Carlos Acevedo’s Sporting Blood is a nonfiction chronicle of boxers at their worst. Not at their worst in the ring, but at their worst out of it. His writing is excellent and well-handled (legendary boxing historian Thomas Hauser praises him in the foreword, no easy feat). It’s just the book can get a little repetitive.

There’s some interesting entries, like a 1920s prizefighter prolonging his career through quack medical surgery. But so much of the book is just one entry after another detailing how a boxer got beat up, lost his brain, lost his temporary money, lost his prestige, and sank back into the terrible life he came from. And then there are the stories of how many of them had terrible upbringings-the tale of boxing trainer Tony Ayala Sr. and how he treated his sons was especially disturbing. (Sadly but unsurprisingly, one of them became an absolute monster).

This isn’t the author’s fault, but it does make for melancholy reading. And it also details why the talent pool of American boxers shrank so dramatically after World War II. Because given a choice between that and another career, athletic or note, who would want to subject oneself to the vicious free-for-all of boxing?

Review: Super Tiger

Grumman F11F-1F Super Tiger

The original F-11 Tiger was just one of many 1950s flash-in-the-pan fighters. But there was a developed upgraded version that could have given it more staying power. In this book, former Grumman test pilot Corky Meyer tells its story.

There really isn’t that much to say about the airplane from a macro-technical point of view. It was basically an F-11 with a slightly different shape and a J79 engine (made famous on the F-4 Phantom). This gave it massively more thrust, to the point where it could hit Mach 2 in ideal conditions and reach the practical limit of performance for most fighters. The other unusual feature was that it carried a pair of Sidewinders on the top of the fuselage. From this emerged several other proposals. Described are a basic single-seat, a two-seater with Sparrows, a multirole non-carrier export version, and a reconnaissance aircraft with cameras.

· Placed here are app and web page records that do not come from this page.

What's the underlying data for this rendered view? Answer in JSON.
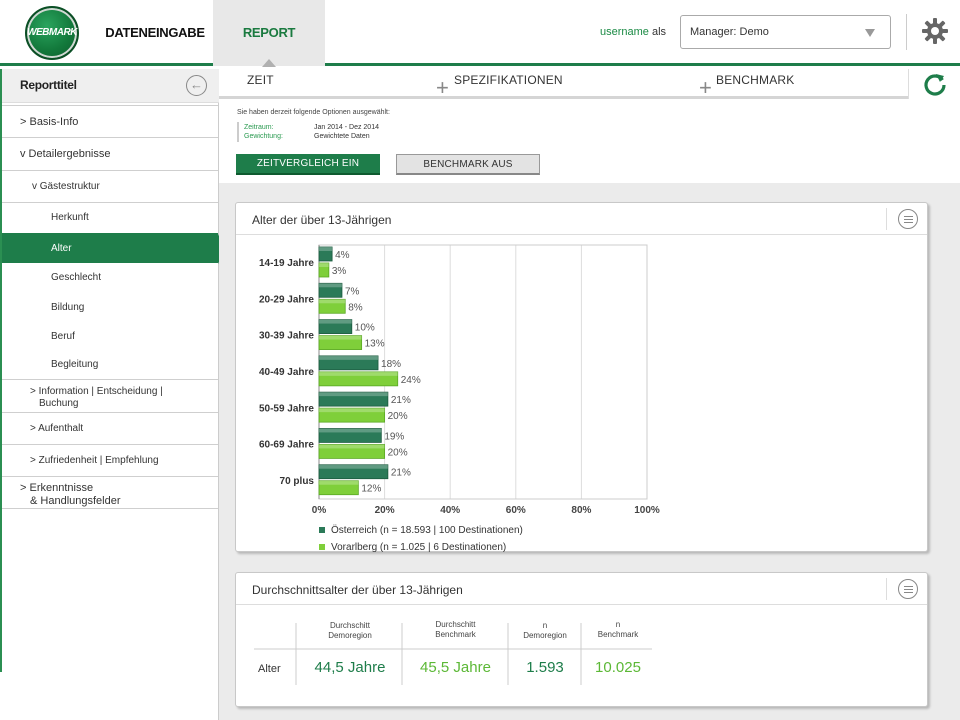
{
  "header": {
    "logo_text": "WEBMARK",
    "nav_tabs": [
      {
        "label": "DATENEINGABE"
      },
      {
        "label": "REPORT"
      }
    ],
    "username": "username",
    "als": "als",
    "role_select": "Manager: Demo"
  },
  "colors": {
    "primary_green": "#1e7d4a",
    "series_oesterreich": "#2b7a58",
    "series_vorarlberg": "#7fcf3a",
    "accent_light_green": "#5cb836"
  },
  "sidebar": {
    "title": "Reporttitel",
    "items": [
      {
        "label": "> Basis-Info"
      },
      {
        "label": "v Detailergebnisse"
      },
      {
        "label": "v Gästestruktur"
      },
      {
        "label": "Herkunft"
      },
      {
        "label": "Alter"
      },
      {
        "label": "Geschlecht"
      },
      {
        "label": "Bildung"
      },
      {
        "label": "Beruf"
      },
      {
        "label": "Begleitung"
      },
      {
        "label_line1": "> Information | Entscheidung |",
        "label_line2": "Buchung"
      },
      {
        "label": "> Aufenthalt"
      },
      {
        "label": "> Zufriedenheit | Empfehlung"
      },
      {
        "label_line1": "> Erkenntnisse",
        "label_line2": "& Handlungsfelder"
      }
    ]
  },
  "subtabs": [
    {
      "label": "ZEIT"
    },
    {
      "label": "SPEZIFIKATIONEN"
    },
    {
      "label": "BENCHMARK"
    }
  ],
  "options": {
    "intro": "Sie haben derzeit folgende Optionen ausgewählt:",
    "rows": [
      {
        "key": "Zeitraum:",
        "value": "Jan 2014 - Dez 2014"
      },
      {
        "key": "Gewichtung:",
        "value": "Gewichtete Daten"
      }
    ],
    "btn_zeitvergleich": "ZEITVERGLEICH EIN",
    "btn_benchmark": "BENCHMARK AUS"
  },
  "age_card": {
    "title": "Alter der über 13-Jährigen"
  },
  "chart_data": {
    "type": "bar",
    "orientation": "horizontal",
    "categories": [
      "14-19 Jahre",
      "20-29 Jahre",
      "30-39 Jahre",
      "40-49 Jahre",
      "50-59 Jahre",
      "60-69 Jahre",
      "70 plus"
    ],
    "series": [
      {
        "name": "Österreich (n = 18.593 | 100 Destinationen)",
        "values": [
          4,
          7,
          10,
          18,
          21,
          19,
          21
        ],
        "labels": [
          "4%",
          "7%",
          "10%",
          "18%",
          "21%",
          "19%",
          "21%"
        ]
      },
      {
        "name": "Vorarlberg (n = 1.025 | 6 Destinationen)",
        "values": [
          3,
          8,
          13,
          24,
          20,
          20,
          12
        ],
        "labels": [
          "3%",
          "8%",
          "13%",
          "24%",
          "20%",
          "20%",
          "12%"
        ]
      }
    ],
    "xlim": [
      0,
      100
    ],
    "xticks": [
      "0%",
      "20%",
      "40%",
      "60%",
      "80%",
      "100%"
    ],
    "legend_position": "bottom-left",
    "grid": true
  },
  "avg_card": {
    "title": "Durchschnittsalter der über 13-Jährigen",
    "columns": [
      {
        "line1": "Durchschitt",
        "line2": "Demoregion"
      },
      {
        "line1": "Durchschitt",
        "line2": "Benchmark"
      },
      {
        "line1": "n",
        "line2": "Demoregion"
      },
      {
        "line1": "n",
        "line2": "Benchmark"
      }
    ],
    "row_label": "Alter",
    "values": [
      "44,5 Jahre",
      "45,5 Jahre",
      "1.593",
      "10.025"
    ]
  }
}
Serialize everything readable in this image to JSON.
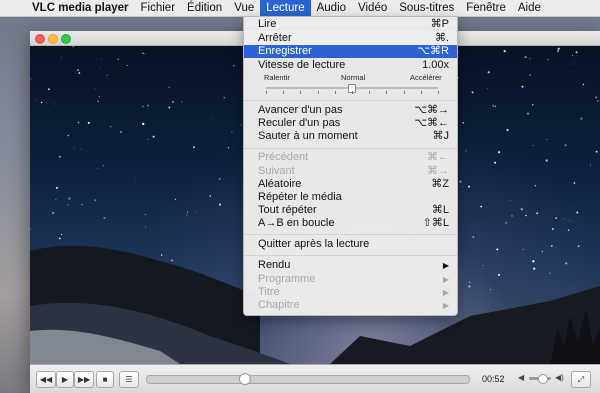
{
  "menubar": {
    "apple_icon": "",
    "app_name": "VLC media player",
    "items": [
      "Fichier",
      "Édition",
      "Vue",
      "Lecture",
      "Audio",
      "Vidéo",
      "Sous-titres",
      "Fenêtre",
      "Aide"
    ]
  },
  "menu": {
    "items": [
      {
        "label": "Lire",
        "shortcut": "⌘P"
      },
      {
        "label": "Arrêter",
        "shortcut": "⌘."
      },
      {
        "label": "Enregistrer",
        "shortcut": "⌥⌘R"
      },
      {
        "label": "Vitesse de lecture",
        "shortcut": "1.00x"
      },
      {
        "label": "Avancer d'un pas",
        "shortcut": "⌥⌘→"
      },
      {
        "label": "Reculer d'un pas",
        "shortcut": "⌥⌘←"
      },
      {
        "label": "Sauter à un moment",
        "shortcut": "⌘J"
      },
      {
        "label": "Précédent",
        "shortcut": "⌘←"
      },
      {
        "label": "Suivant",
        "shortcut": "⌘→"
      },
      {
        "label": "Aléatoire",
        "shortcut": "⌘Z"
      },
      {
        "label": "Répéter le média",
        "shortcut": ""
      },
      {
        "label": "Tout répéter",
        "shortcut": "⌘L"
      },
      {
        "label": "A→B en boucle",
        "shortcut": "⇧⌘L"
      },
      {
        "label": "Quitter après la lecture",
        "shortcut": ""
      },
      {
        "label": "Rendu",
        "shortcut": "▶"
      },
      {
        "label": "Programme",
        "shortcut": "▶"
      },
      {
        "label": "Titre",
        "shortcut": "▶"
      },
      {
        "label": "Chapitre",
        "shortcut": "▶"
      }
    ],
    "speed": {
      "slow": "Ralentir",
      "normal": "Normal",
      "fast": "Accélérer",
      "value_fraction": 0.5
    }
  },
  "player": {
    "time": "00:52",
    "progress_fraction": 0.3,
    "volume_fraction": 0.6,
    "buttons": {
      "rewind": "◀◀",
      "play": "▶",
      "forward": "▶▶",
      "stop": "■",
      "playlist": "☰",
      "fullscreen": "⤢"
    }
  },
  "colors": {
    "highlight": "#2b64d2"
  }
}
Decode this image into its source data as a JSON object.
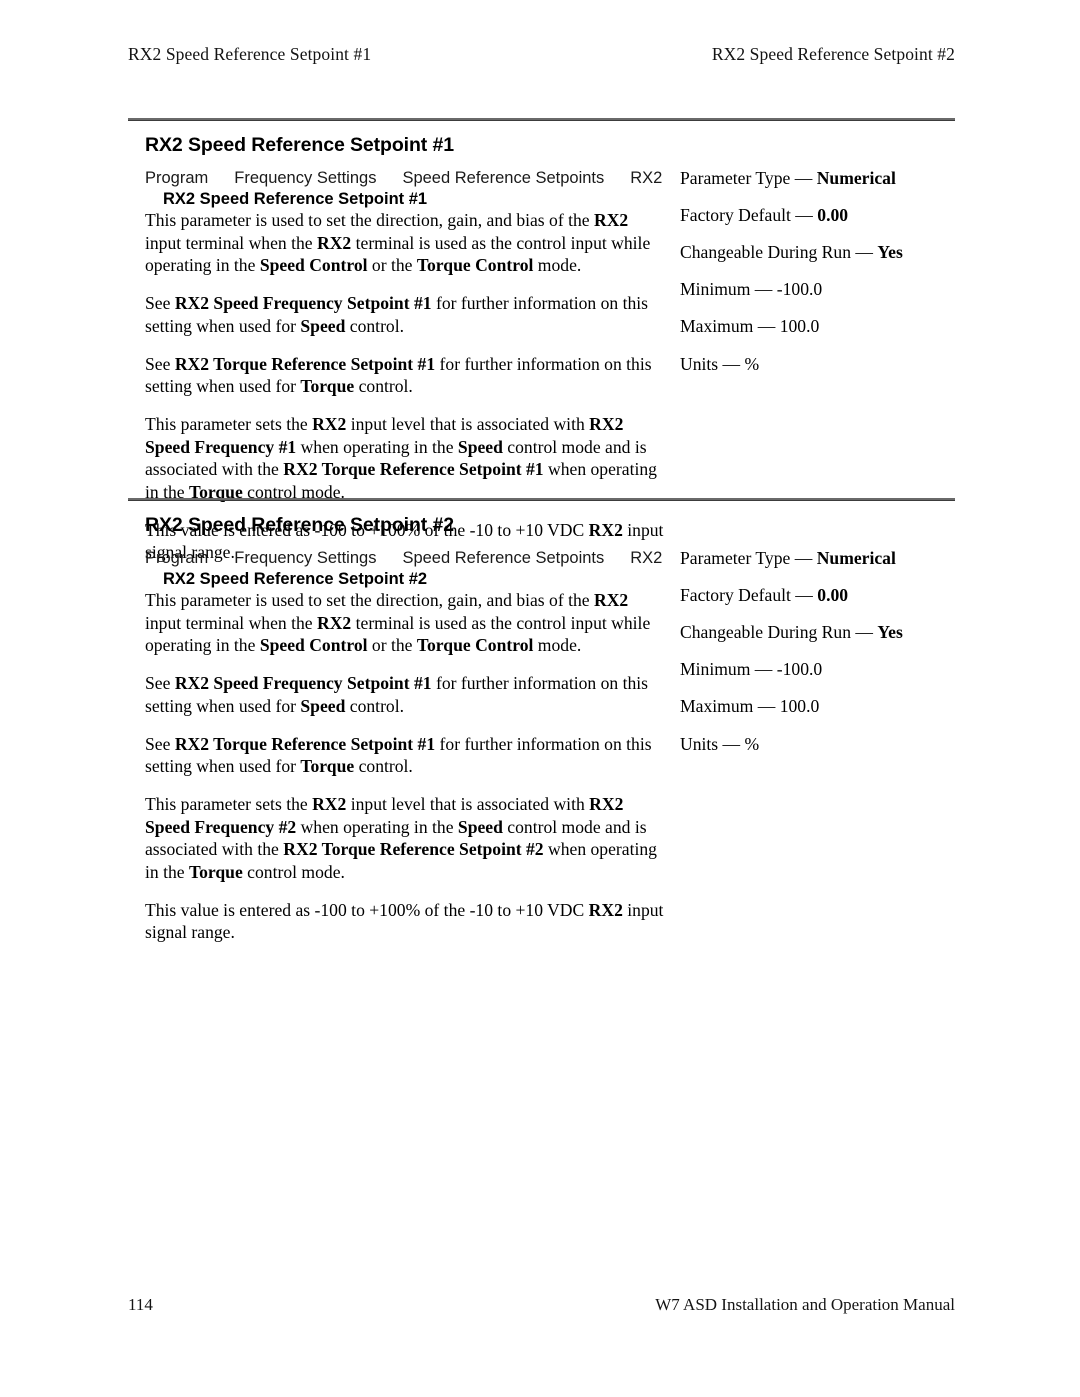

Of course, the best and worst part of the book comes from the story of how it failed to gain traction. While Meyer’s deep connection to the aircraft meant he could say much about it, it also made him obviously biased when it came to its prospects. He was not the best person to give a fair evaluation of why it didn’t go anywhere. The reasons were the US Navy not wanting another jury-rigged shoved-in fighter when the F-4 was almost ready, the Air Force wanting the raw power of the F-104, and export customers facing a mix of Lockheed sleaze, a sales effort that Meyer admitted was understaffed and inexperienced, and the turn-off of the Americans seemingly not wanting it for themselves.

It’s still ultimately hard to feel too much sorrow at the loss of the Super Tiger. While it may have been safer than the F-104, it would still be a 1950s design in an inherently risky role if used the same way, and the accidents would have piled up regardless. Its role was soon successfully filled by the F-4 in American service and the F-5 (which ironically became known as the Tiger II) with export customers. But it’s a fascinating footnote in aviation history nonetheless.

Review: ATP 7-100.3 Chinese Tactics

ATP 7-100.3 Chinese Tactics

After seeing the excellent work on North Korea, I eagerly awaited the next installment in the ATP 7-100 series on the most potential opponents. When ATP 7-100.3, Chinese Tactics dropped, I was not disappointed. Well detailed and well laid out, this is the first comprehensive unclassified analysis of the PLA in decades.

In some ways, being a far more advanced opponent that’s far closer to the fictional maximum-challenge “composite OPFOR” than North Korea is means that the tactics shown feel a lot more mundane and slightly less interesting. But showing the (deliberately overcomplicated and confounding) organization is where this shines. The modern PLA is organized a lot like the old “GENFORCE-Mobile” OPFOR with a bunch of brigades and combined arms battalions jumping straight to corps-equivalents with six line brigades each.

This is a great resource and I highly recommend reading it. Besides its topicality, seeing a force structure diverge from the classic Russo-American style is interesting to see and valuable for wargamers.